### What is being asked
Each record below should be repeated precisely as written.

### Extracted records
---*---

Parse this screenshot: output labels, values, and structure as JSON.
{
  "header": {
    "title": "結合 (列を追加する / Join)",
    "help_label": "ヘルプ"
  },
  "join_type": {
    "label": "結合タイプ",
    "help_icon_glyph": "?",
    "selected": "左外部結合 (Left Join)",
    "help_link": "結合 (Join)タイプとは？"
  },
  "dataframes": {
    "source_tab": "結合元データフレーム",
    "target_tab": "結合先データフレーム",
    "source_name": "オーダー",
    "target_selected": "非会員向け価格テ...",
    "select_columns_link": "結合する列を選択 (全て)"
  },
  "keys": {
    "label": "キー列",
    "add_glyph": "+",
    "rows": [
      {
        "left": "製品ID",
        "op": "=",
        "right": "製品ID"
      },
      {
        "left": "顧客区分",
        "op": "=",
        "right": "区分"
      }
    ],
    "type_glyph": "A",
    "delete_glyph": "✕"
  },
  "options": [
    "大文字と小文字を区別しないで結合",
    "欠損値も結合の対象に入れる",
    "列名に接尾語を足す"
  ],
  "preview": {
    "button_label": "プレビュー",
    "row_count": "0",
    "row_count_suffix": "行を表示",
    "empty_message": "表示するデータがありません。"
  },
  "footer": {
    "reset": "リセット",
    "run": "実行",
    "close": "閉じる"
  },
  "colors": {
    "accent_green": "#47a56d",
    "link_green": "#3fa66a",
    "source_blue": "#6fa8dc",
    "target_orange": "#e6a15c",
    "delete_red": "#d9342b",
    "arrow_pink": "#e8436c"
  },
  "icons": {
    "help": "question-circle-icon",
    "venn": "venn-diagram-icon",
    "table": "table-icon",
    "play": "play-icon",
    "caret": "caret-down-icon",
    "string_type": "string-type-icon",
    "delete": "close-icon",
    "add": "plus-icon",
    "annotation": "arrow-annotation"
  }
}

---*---

### Answer for the task
Parse this screenshot: output labels, values, and structure as JSON.
{
  "header": {
    "title": "結合 (列を追加する / Join)",
    "help_label": "ヘルプ"
  },
  "join_type": {
    "label": "結合タイプ",
    "help_icon_glyph": "?",
    "selected": "左外部結合 (Left Join)",
    "help_link": "結合 (Join)タイプとは？"
  },
  "dataframes": {
    "source_tab": "結合元データフレーム",
    "target_tab": "結合先データフレーム",
    "source_name": "オーダー",
    "target_selected": "非会員向け価格テ...",
    "select_columns_link": "結合する列を選択 (全て)"
  },
  "keys": {
    "label": "キー列",
    "add_glyph": "+",
    "rows": [
      {
        "left": "製品ID",
        "op": "=",
        "right": "製品ID"
      },
      {
        "left": "顧客区分",
        "op": "=",
        "right": "区分"
      }
    ],
    "type_glyph": "A",
    "delete_glyph": "✕"
  },
  "options": [
    "大文字と小文字を区別しないで結合",
    "欠損値も結合の対象に入れる",
    "列名に接尾語を足す"
  ],
  "preview": {
    "button_label": "プレビュー",
    "row_count": "0",
    "row_count_suffix": "行を表示",
    "empty_message": "表示するデータがありません。"
  },
  "footer": {
    "reset": "リセット",
    "run": "実行",
    "close": "閉じる"
  },
  "colors": {
    "accent_green": "#47a56d",
    "link_green": "#3fa66a",
    "source_blue": "#6fa8dc",
    "target_orange": "#e6a15c",
    "delete_red": "#d9342b",
    "arrow_pink": "#e8436c"
  },
  "icons": {
    "help": "question-circle-icon",
    "venn": "venn-diagram-icon",
    "table": "table-icon",
    "play": "play-icon",
    "caret": "caret-down-icon",
    "string_type": "string-type-icon",
    "delete": "close-icon",
    "add": "plus-icon",
    "annotation": "arrow-annotation"
  }
}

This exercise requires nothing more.